On December 15th, 1999, my mother passed away without warning. She’d been battling cancer but had been given a good prognosis a week before. Then, on that afternoon, she lay down to take a nap and never woke up.
Mother had been involved with the local arts council in Sheridan, Wyoming. One of the performances this organization brought to town on a regular basis was a symphony orchestra from Billings, Montana, about 150 miles north of Sheridan. A month after she passed, when the orchestra came to town for their annual concert, in my mother’s memory, they started the program by playing an instrumental version of the choral piece I’m featuring today.
According to Wikipedia, Samuel Barber’s Adagio for Strings was arranged for a string orchestra from the second movement of his String Quartet, Op. 11. Barber finished the arrangement in 1936, the same year he wrote the quartet. The Adagio for Strings was performed in November of 1938 during a radio broadcast by Arturo Toscanini conducting the NBC Symphony Orchestra. The orchestra also played the piece on its South American tour in 1940. It’s the setting of Barber’s 1967 choral arrangement of Agnus Dei, which I’m featuring today. Click here to learn more.

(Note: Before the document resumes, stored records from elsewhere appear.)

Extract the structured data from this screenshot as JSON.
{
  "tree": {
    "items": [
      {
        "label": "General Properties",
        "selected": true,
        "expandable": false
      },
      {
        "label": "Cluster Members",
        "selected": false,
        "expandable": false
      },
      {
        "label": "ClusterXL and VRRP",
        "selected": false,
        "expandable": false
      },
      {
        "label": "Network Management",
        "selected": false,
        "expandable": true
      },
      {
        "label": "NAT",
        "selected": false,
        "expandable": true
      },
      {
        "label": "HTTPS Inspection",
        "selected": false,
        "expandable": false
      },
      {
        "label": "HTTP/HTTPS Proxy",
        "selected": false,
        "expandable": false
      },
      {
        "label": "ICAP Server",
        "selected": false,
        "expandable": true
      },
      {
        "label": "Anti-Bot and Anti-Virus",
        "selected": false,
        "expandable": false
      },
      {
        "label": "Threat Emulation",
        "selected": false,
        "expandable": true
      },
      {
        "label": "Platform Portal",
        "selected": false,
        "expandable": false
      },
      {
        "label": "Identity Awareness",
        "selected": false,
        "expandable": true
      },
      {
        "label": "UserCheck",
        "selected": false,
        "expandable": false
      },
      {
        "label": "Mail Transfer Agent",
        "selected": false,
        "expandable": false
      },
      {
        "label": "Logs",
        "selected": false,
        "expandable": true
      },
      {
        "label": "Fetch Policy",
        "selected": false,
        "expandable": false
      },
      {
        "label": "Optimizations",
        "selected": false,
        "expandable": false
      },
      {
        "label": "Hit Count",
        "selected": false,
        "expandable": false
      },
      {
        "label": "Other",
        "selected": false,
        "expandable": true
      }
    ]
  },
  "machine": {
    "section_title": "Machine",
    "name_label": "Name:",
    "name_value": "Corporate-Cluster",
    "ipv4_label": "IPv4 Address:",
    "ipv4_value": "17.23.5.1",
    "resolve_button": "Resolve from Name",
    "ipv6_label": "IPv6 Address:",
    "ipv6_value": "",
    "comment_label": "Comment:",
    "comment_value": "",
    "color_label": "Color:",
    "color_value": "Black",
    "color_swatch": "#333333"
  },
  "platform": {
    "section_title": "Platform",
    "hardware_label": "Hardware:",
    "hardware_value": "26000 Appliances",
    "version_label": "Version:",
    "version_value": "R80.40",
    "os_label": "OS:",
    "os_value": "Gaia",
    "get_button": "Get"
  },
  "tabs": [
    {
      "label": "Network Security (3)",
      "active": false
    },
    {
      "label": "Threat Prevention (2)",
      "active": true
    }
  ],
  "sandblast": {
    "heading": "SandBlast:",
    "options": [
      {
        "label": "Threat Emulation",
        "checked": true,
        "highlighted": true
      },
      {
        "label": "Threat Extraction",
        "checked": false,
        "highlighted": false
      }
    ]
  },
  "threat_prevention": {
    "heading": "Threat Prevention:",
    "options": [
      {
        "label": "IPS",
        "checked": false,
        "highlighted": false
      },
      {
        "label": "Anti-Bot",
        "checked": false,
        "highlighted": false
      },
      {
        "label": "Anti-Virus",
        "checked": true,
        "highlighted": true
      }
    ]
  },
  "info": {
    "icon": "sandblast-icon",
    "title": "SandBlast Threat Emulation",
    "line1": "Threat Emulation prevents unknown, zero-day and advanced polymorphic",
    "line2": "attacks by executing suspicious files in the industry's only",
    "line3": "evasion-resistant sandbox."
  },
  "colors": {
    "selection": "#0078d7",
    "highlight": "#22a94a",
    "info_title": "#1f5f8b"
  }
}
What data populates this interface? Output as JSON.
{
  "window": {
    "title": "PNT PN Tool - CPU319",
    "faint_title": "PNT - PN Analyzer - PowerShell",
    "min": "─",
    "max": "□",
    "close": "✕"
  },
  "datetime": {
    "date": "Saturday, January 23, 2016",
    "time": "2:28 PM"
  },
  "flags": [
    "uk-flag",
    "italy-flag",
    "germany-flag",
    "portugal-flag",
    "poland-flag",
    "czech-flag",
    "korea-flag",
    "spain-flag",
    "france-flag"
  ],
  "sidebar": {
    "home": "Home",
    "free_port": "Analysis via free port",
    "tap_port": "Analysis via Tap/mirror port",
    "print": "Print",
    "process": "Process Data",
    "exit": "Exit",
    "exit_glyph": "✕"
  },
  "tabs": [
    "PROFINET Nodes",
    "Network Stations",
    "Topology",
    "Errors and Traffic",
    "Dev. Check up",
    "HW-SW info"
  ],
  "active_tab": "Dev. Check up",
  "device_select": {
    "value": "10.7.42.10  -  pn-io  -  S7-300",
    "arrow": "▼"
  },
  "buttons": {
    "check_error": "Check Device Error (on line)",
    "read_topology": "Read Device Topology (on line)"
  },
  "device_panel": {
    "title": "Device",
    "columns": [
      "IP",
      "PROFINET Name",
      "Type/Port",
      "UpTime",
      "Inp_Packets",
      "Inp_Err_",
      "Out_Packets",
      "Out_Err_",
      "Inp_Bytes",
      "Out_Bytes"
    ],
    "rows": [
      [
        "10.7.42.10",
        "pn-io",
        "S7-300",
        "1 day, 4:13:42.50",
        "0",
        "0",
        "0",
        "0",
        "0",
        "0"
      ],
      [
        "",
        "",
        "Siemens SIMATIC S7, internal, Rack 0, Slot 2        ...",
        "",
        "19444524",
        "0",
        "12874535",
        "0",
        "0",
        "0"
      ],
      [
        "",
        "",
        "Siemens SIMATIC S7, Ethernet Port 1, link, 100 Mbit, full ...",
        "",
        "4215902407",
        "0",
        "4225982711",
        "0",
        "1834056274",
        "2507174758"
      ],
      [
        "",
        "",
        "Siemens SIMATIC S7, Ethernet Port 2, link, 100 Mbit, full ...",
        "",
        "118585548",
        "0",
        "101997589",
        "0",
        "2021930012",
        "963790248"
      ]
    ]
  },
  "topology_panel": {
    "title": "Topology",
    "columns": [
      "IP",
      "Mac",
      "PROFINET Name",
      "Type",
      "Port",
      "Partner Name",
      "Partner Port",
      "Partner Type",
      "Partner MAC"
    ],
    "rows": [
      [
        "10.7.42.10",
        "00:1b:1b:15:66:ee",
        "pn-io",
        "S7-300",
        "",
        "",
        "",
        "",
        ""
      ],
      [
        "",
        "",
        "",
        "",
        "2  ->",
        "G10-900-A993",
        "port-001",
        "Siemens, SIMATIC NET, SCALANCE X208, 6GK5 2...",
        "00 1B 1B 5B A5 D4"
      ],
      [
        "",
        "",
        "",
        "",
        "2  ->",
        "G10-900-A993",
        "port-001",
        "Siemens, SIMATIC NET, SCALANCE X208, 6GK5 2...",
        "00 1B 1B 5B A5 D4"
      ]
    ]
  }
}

Although I like the string version, when a friend sent me this video containing the choral version, that moved me to tears more than any string orchestra version. So, I’m sharing it today in loving memory of my mother.
By the way, for those of you who use the National Library Service for the Blind and Print Disabled, The Red Dress is available for download from their site here. No matter how you read it, please be sure to review it wherever you can. That goes for all my books. Thank you for stopping by. Stay safe, happy, and healthy.
New! The Red Dress
Copyright July 2019 by DLD Books
When Eve went to her high school senior prom, she wore a red dress that her mother had made for her. That night, after dancing with the boy of her dreams, she caught him in the act with her best friend. Months later, Eve, a freshman in college, is bullied into giving the dress to her roommate. After her mother finds out, their relationship is never the same again.
Twenty-five years later, Eve, a bestselling author, is happily married with three children. Although her mother suffers from dementia, she still remembers, and Eve still harbors the guilt for giving the dress away. When she receives a Facebook friend request from her old college roommate and an invitation to her twenty-five-year high school class reunion, then meets her former best friend by chance, she must confront the past in order to face the future.